Advising with empathy and experience

Meningitis awareness call.

Health secretary Jeremy Hunt has called for greater awareness about the symptoms of meningitis after a teenage schoolgirl died from a suspected case of the infection after being discharged from hospital.

Bristol schoolgirl, Isabel Gentry, 16, was taken to Bristol Royal Infirmary by ambulance after starting to feel unwell when revising for her AS examinations but was allowed home hours later.

University Hospitals Bristol NHS Foundation Trust, which runs Bristol Royal Infirmary, said it believes the assessment and treatment she received were "appropriate" as initial symptoms were "not typical of meningitis" and Isabel was discharged after a five-hour observation in the accident and emergency department.

She died two days later at Bristol Royal Infirmary after blood tests revealed she had bacterial meningitis, a dangerous stand of the disease.

Speaking about the case, Mr Hunt said the schoolgirl’s death was the realisation of every parent's "biggest fear" but assured the public that the UK is a world-leader in meningitis diagnosis.

He said: "Situations like this are the most appalling tragedies and one of the biggest fears that parents have.

"We have some of the best internationally recognised meningitis screening programmes and are the only country in the world with a MenB immunisation programme. Our doctors and nurses do a pretty good job – but not always. We could always do more to ensure awareness is higher."

Mr Hunt said parents should clue themselves up on what to look for when it came to illnesses such as meningitis and sepsis.

"We need the public to understand the symptoms of these diseases. With something like sepsis for example, if a child has a repeated fever, that is a potential warning sign. If a child has some cold spells as well as hot spells, that is a potentially worrying sign.

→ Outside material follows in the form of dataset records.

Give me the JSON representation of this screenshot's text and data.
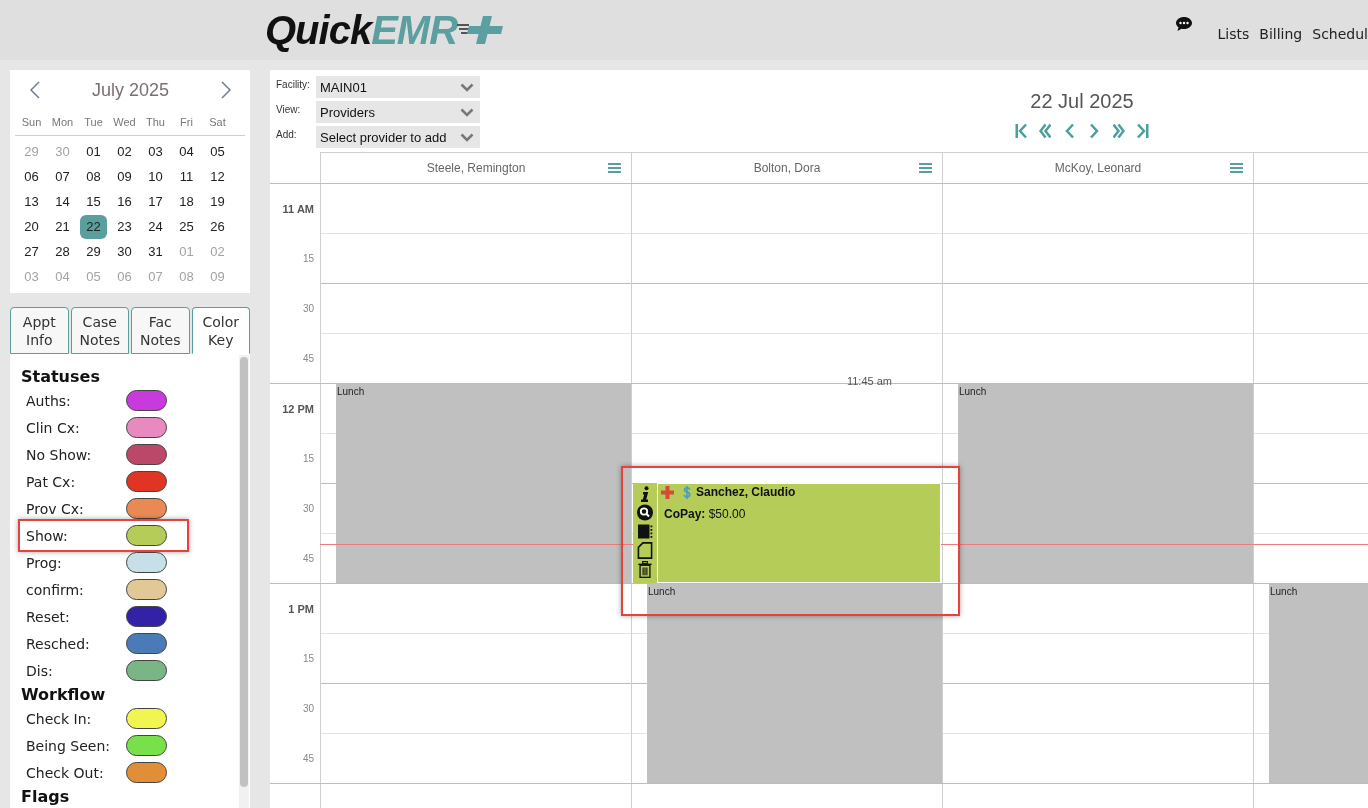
{
  "header": {
    "logo": {
      "part_1": "Quick",
      "part_2": "EMR"
    },
    "nav": [
      "Lists",
      "Billing",
      "Schedul"
    ]
  },
  "mini_calendar": {
    "month": "July 2025",
    "weekdays": [
      "Sun",
      "Mon",
      "Tue",
      "Wed",
      "Thu",
      "Fri",
      "Sat"
    ],
    "weeks": [
      [
        {
          "day": "29",
          "in_month": false,
          "selected": false
        },
        {
          "day": "30",
          "in_month": false,
          "selected": false
        },
        {
          "day": "01",
          "in_month": true,
          "selected": false
        },
        {
          "day": "02",
          "in_month": true,
          "selected": false
        },
        {
          "day": "03",
          "in_month": true,
          "selected": false
        },
        {
          "day": "04",
          "in_month": true,
          "selected": false
        },
        {
          "day": "05",
          "in_month": true,
          "selected": false
        }
      ],
      [
        {
          "day": "06",
          "in_month": true,
          "selected": false
        },
        {
          "day": "07",
          "in_month": true,
          "selected": false
        },
        {
          "day": "08",
          "in_month": true,
          "selected": false
        },
        {
          "day": "09",
          "in_month": true,
          "selected": false
        },
        {
          "day": "10",
          "in_month": true,
          "selected": false
        },
        {
          "day": "11",
          "in_month": true,
          "selected": false
        },
        {
          "day": "12",
          "in_month": true,
          "selected": false
        }
      ],
      [
        {
          "day": "13",
          "in_month": true,
          "selected": false
        },
        {
          "day": "14",
          "in_month": true,
          "selected": false
        },
        {
          "day": "15",
          "in_month": true,
          "selected": false
        },
        {
          "day": "16",
          "in_month": true,
          "selected": false
        },
        {
          "day": "17",
          "in_month": true,
          "selected": false
        },
        {
          "day": "18",
          "in_month": true,
          "selected": false
        },
        {
          "day": "19",
          "in_month": true,
          "selected": false
        }
      ],
      [
        {
          "day": "20",
          "in_month": true,
          "selected": false
        },
        {
          "day": "21",
          "in_month": true,
          "selected": false
        },
        {
          "day": "22",
          "in_month": true,
          "selected": true
        },
        {
          "day": "23",
          "in_month": true,
          "selected": false
        },
        {
          "day": "24",
          "in_month": true,
          "selected": false
        },
        {
          "day": "25",
          "in_month": true,
          "selected": false
        },
        {
          "day": "26",
          "in_month": true,
          "selected": false
        }
      ],
      [
        {
          "day": "27",
          "in_month": true,
          "selected": false
        },
        {
          "day": "28",
          "in_month": true,
          "selected": false
        },
        {
          "day": "29",
          "in_month": true,
          "selected": false
        },
        {
          "day": "30",
          "in_month": true,
          "selected": false
        },
        {
          "day": "31",
          "in_month": true,
          "selected": false
        },
        {
          "day": "01",
          "in_month": false,
          "selected": false
        },
        {
          "day": "02",
          "in_month": false,
          "selected": false
        }
      ],
      [
        {
          "day": "03",
          "in_month": false,
          "selected": false
        },
        {
          "day": "04",
          "in_month": false,
          "selected": false
        },
        {
          "day": "05",
          "in_month": false,
          "selected": false
        },
        {
          "day": "06",
          "in_month": false,
          "selected": false
        },
        {
          "day": "07",
          "in_month": false,
          "selected": false
        },
        {
          "day": "08",
          "in_month": false,
          "selected": false
        },
        {
          "day": "09",
          "in_month": false,
          "selected": false
        }
      ]
    ]
  },
  "side_tabs": [
    {
      "label": "Appt Info",
      "selected": false
    },
    {
      "label": "Case Notes",
      "selected": false
    },
    {
      "label": "Fac Notes",
      "selected": false
    },
    {
      "label": "Color Key",
      "selected": true
    }
  ],
  "color_key": {
    "groups": [
      {
        "title": "Statuses",
        "items": [
          {
            "label": "Auths:",
            "color": "#c83adb",
            "highlighted": false
          },
          {
            "label": "Clin Cx:",
            "color": "#e889bf",
            "highlighted": false
          },
          {
            "label": "No Show:",
            "color": "#bc4869",
            "highlighted": false
          },
          {
            "label": "Pat Cx:",
            "color": "#e03424",
            "highlighted": false
          },
          {
            "label": "Prov Cx:",
            "color": "#e98a56",
            "highlighted": false
          },
          {
            "label": "Show:",
            "color": "#b6cc58",
            "highlighted": true
          },
          {
            "label": "Prog:",
            "color": "#c6dfe8",
            "highlighted": false
          },
          {
            "label": "confirm:",
            "color": "#e2c797",
            "highlighted": false
          },
          {
            "label": "Reset:",
            "color": "#3321a8",
            "highlighted": false
          },
          {
            "label": "Resched:",
            "color": "#4a7bb6",
            "highlighted": false
          },
          {
            "label": "Dis:",
            "color": "#7ab585",
            "highlighted": false
          }
        ]
      },
      {
        "title": "Workflow",
        "items": [
          {
            "label": "Check In:",
            "color": "#f0f552",
            "highlighted": false
          },
          {
            "label": "Being Seen:",
            "color": "#78e14a",
            "highlighted": false
          },
          {
            "label": "Check Out:",
            "color": "#e08f38",
            "highlighted": false
          }
        ]
      },
      {
        "title": "Flags"
      }
    ]
  },
  "toolbar": {
    "fields": [
      {
        "label": "Facility:",
        "value": "MAIN01"
      },
      {
        "label": "View:",
        "value": "Providers"
      },
      {
        "label": "Add:",
        "value": "Select provider to add"
      }
    ]
  },
  "date_nav": {
    "title": "22 Jul 2025"
  },
  "schedule": {
    "columns": [
      {
        "name": "Steele, Remington"
      },
      {
        "name": "Bolton, Dora"
      },
      {
        "name": "McKoy, Leonard"
      }
    ],
    "hours": [
      {
        "label": "11 AM",
        "quarters": [
          "15",
          "30",
          "45"
        ],
        "cells": [
          {
            "kind": "open"
          },
          {
            "kind": "open",
            "note": "11:45 am"
          },
          {
            "kind": "open"
          },
          {
            "kind": "open"
          }
        ]
      },
      {
        "label": "12 PM",
        "quarters": [
          "15",
          "30",
          "45"
        ],
        "cells": [
          {
            "kind": "lunch",
            "label": "Lunch"
          },
          {
            "kind": "open",
            "appointment": {
              "name": "Sanchez, Claudio",
              "detail": "**CoPay:** $50.00",
              "color": "#b6cc58",
              "highlighted": true
            }
          },
          {
            "kind": "lunch",
            "label": "Lunch"
          },
          {
            "kind": "open"
          }
        ]
      },
      {
        "label": "1 PM",
        "quarters": [
          "15",
          "30",
          "45"
        ],
        "cells": [
          {
            "kind": "open"
          },
          {
            "kind": "lunch",
            "label": "Lunch"
          },
          {
            "kind": "open"
          },
          {
            "kind": "lunch",
            "label": "Lunch"
          }
        ]
      }
    ]
  }
}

The more we can educate the public about this, the better."

University Hospitals Bristol NHS Foundation Trust’s chief operating officer, Deborah Lee, said an initial investigation into Izzy's death had not revealed any shortcomings in the "assessment, care or treatment given at the time of her presentation".

She said: "Izzy's symptoms were not typical of meningitis at the time of first presentation and we believe that both the assessment and treatment were appropriate. Sadly, we cannot bring Izzy back but will do our very best to see if there is any learning for ourselves or others that could prevent such a tragedy happening again."

Viral infections are the most common cause of meningitis, followed by bacterial infections and, rarely, fungal infections. Because bacterial infections can be life-threatening, identifying the cause is essential.

According to the NHS Choices website, a classic symptom of meningitis is a rash that usually initially looks like small, red pinpricks which spreads over the body quickly and turns into red or purple blotches.

The advice adds: “If you press the side of a clear glass firmly against the skin and the rash doesn't fade, it's a sign of blood poisoning caused by meningitis and you should get medical advice right away.

“The rash can be harder to see on dark skin. Check for spots on paler areas like the palms of the hands, soles of the feet, the tummy, inside the eyelids, and the roof of the mouth.”

Meningitis can also have a number of other symptoms including a high temperature (fever) over 37.5C (99.5F); feeling and being sick, irritability and a lack of energy, a headache, aching muscles and joints, breathing quickly, cold hands and feet, pale, mottled skin and a stiff neck, confusion, a dislike of bright lights, drowsiness and  fits. 

NHS Choices adds: “You should get medical advice as soon as possible if you're concerned about yourself or your child. Trust your instincts and don't wait until a rash develops. Call 999 for an ambulance or go to your nearest accident and emergency (A&E) department if you think you or your child might be seriously ill.”